Across the listing below, how many lines contain "YEAR"? Answer with the number and nothing else.

+++

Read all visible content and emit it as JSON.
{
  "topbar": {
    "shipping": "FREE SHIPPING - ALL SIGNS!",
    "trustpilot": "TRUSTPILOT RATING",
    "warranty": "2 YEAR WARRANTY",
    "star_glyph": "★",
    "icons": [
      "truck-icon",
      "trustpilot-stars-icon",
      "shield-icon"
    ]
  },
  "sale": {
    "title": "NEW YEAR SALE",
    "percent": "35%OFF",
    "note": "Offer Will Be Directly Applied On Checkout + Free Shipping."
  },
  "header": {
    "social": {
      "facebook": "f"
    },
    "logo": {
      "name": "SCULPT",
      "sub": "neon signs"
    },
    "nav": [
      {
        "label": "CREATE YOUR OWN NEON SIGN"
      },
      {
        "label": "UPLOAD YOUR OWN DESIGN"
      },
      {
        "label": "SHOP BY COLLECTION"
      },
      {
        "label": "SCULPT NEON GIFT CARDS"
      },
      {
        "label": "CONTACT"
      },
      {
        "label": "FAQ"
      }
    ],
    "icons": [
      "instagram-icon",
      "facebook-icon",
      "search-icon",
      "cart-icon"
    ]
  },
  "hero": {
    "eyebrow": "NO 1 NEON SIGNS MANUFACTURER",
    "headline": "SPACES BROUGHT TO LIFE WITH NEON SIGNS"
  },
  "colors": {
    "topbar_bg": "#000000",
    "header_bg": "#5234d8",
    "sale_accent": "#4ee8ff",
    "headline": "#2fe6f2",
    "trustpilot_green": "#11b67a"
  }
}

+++

Exercise response = 2